Data for review section start

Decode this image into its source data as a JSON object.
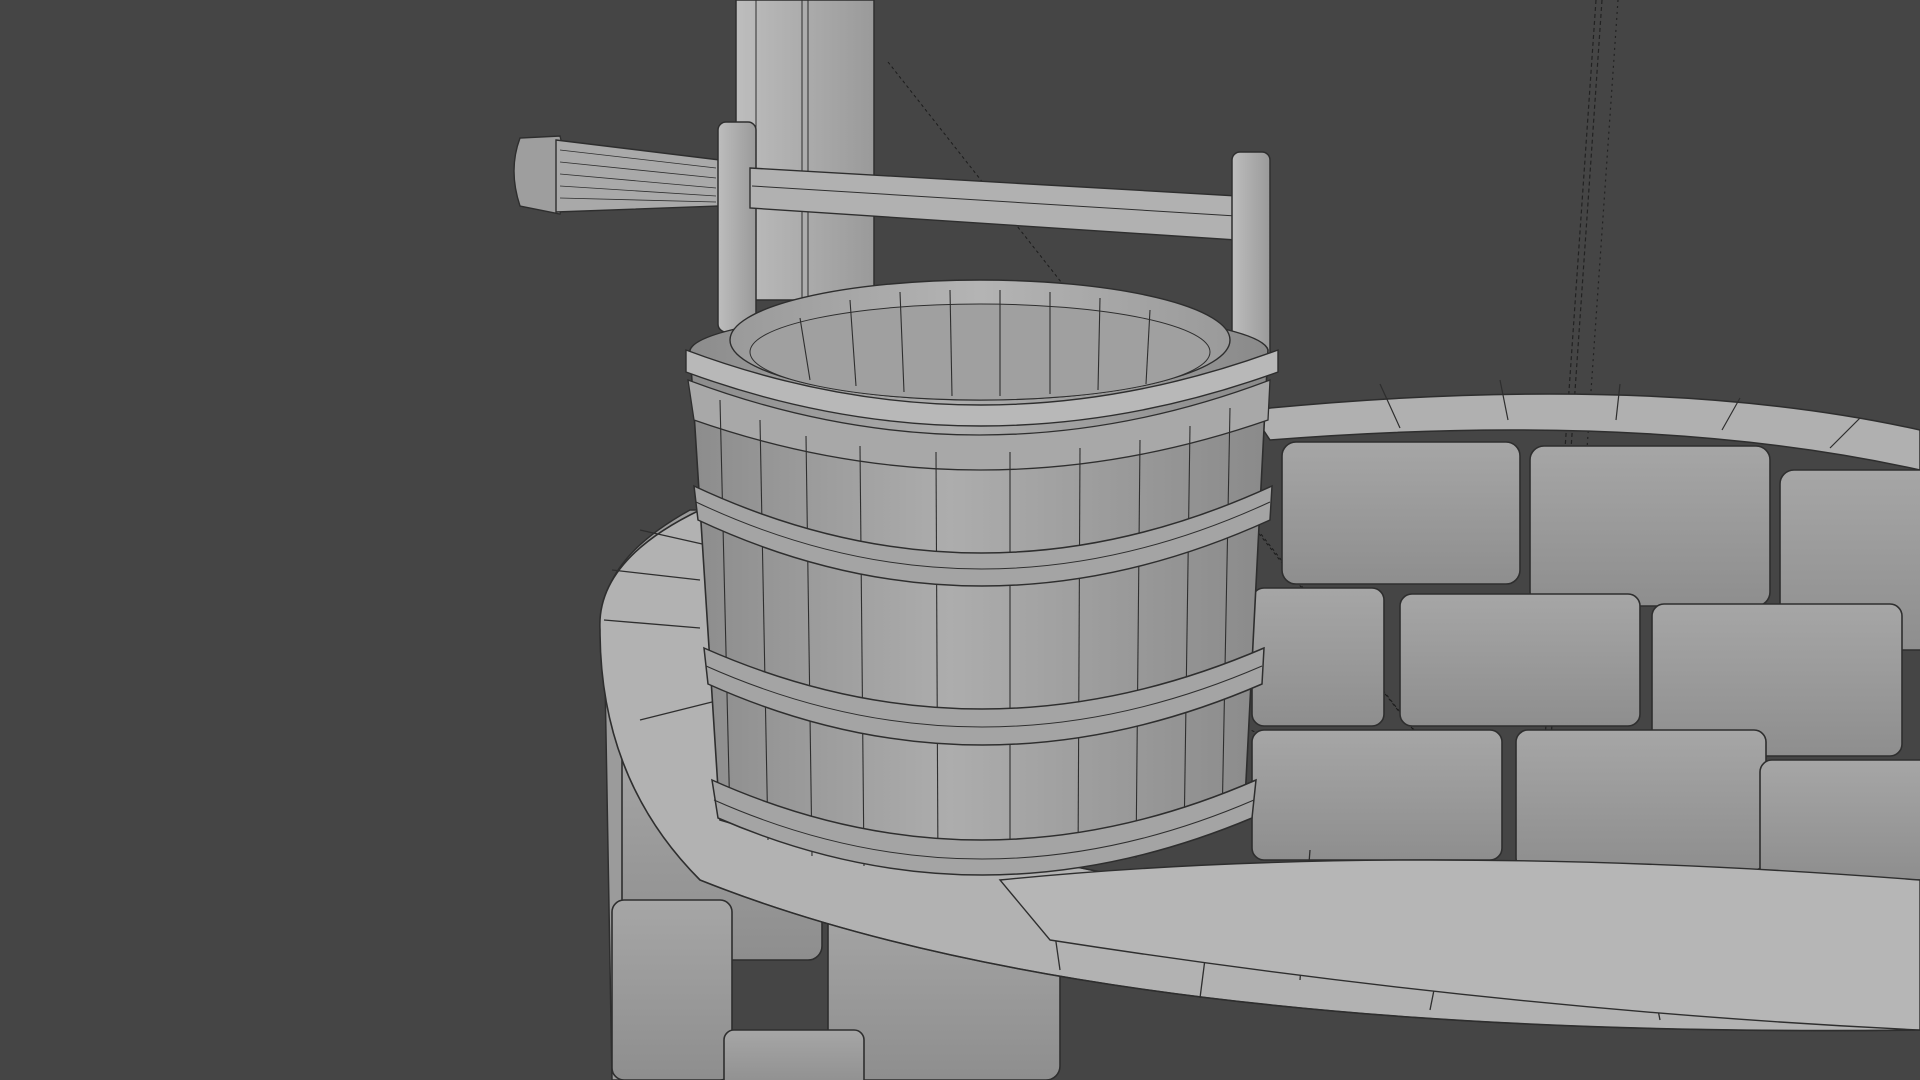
{
  "viewport": {
    "background": "#454545",
    "render_mode": "wireframe-on-shaded",
    "surface_color": "#a3a3a3",
    "edge_color": "#2a2a2a"
  },
  "objects": [
    {
      "name": "well-wall",
      "kind": "stone-brick-ring"
    },
    {
      "name": "well-rim",
      "kind": "stone-cap-ring"
    },
    {
      "name": "bucket",
      "kind": "wooden-stave-bucket",
      "hoops": 3
    },
    {
      "name": "windlass",
      "kind": "crank-axle-with-handle"
    },
    {
      "name": "support-post",
      "kind": "wooden-post"
    },
    {
      "name": "rope",
      "kind": "hanging-rope"
    }
  ]
}
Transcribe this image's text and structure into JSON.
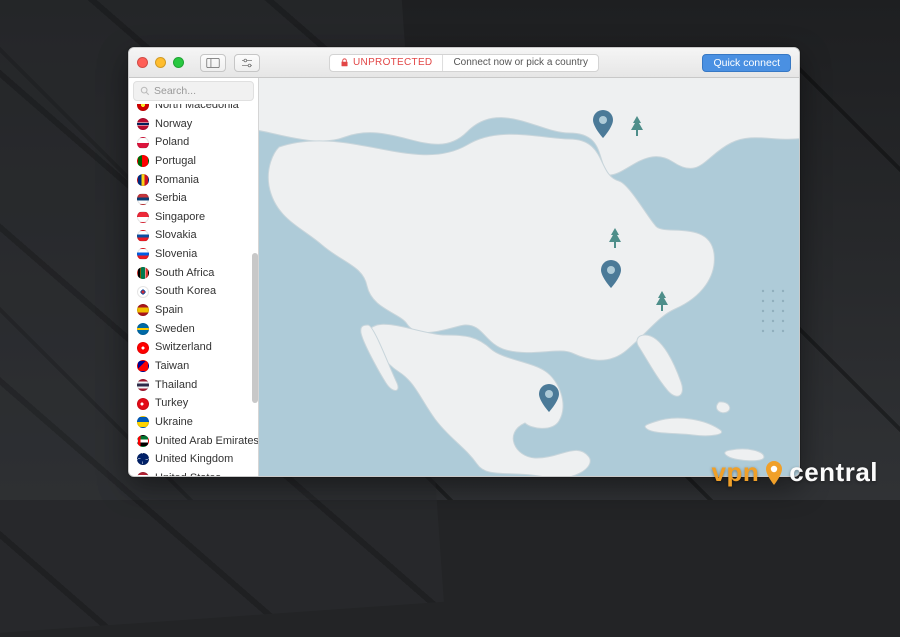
{
  "titlebar": {
    "status_label": "UNPROTECTED",
    "status_message": "Connect now or pick a country",
    "quick_connect_label": "Quick connect"
  },
  "sidebar": {
    "search_placeholder": "Search...",
    "countries": [
      {
        "name": "North Macedonia",
        "flag": "mk"
      },
      {
        "name": "Norway",
        "flag": "no"
      },
      {
        "name": "Poland",
        "flag": "pl"
      },
      {
        "name": "Portugal",
        "flag": "pt"
      },
      {
        "name": "Romania",
        "flag": "ro"
      },
      {
        "name": "Serbia",
        "flag": "rs"
      },
      {
        "name": "Singapore",
        "flag": "sg"
      },
      {
        "name": "Slovakia",
        "flag": "sk"
      },
      {
        "name": "Slovenia",
        "flag": "si"
      },
      {
        "name": "South Africa",
        "flag": "za"
      },
      {
        "name": "South Korea",
        "flag": "kr"
      },
      {
        "name": "Spain",
        "flag": "es"
      },
      {
        "name": "Sweden",
        "flag": "se"
      },
      {
        "name": "Switzerland",
        "flag": "ch"
      },
      {
        "name": "Taiwan",
        "flag": "tw"
      },
      {
        "name": "Thailand",
        "flag": "th"
      },
      {
        "name": "Turkey",
        "flag": "tr"
      },
      {
        "name": "Ukraine",
        "flag": "ua"
      },
      {
        "name": "United Arab Emirates",
        "flag": "ae"
      },
      {
        "name": "United Kingdom",
        "flag": "gb"
      },
      {
        "name": "United States",
        "flag": "us"
      }
    ]
  },
  "watermark": {
    "brand_a": "vpn",
    "brand_b": "central"
  },
  "colors": {
    "accent": "#4a90e2",
    "danger": "#e24646",
    "water": "#aecbd8",
    "land": "#eef0f1",
    "pin": "#4b7a98",
    "tree": "#4e8e8a"
  }
}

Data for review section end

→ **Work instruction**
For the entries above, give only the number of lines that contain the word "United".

→ **Solution to this problem**
3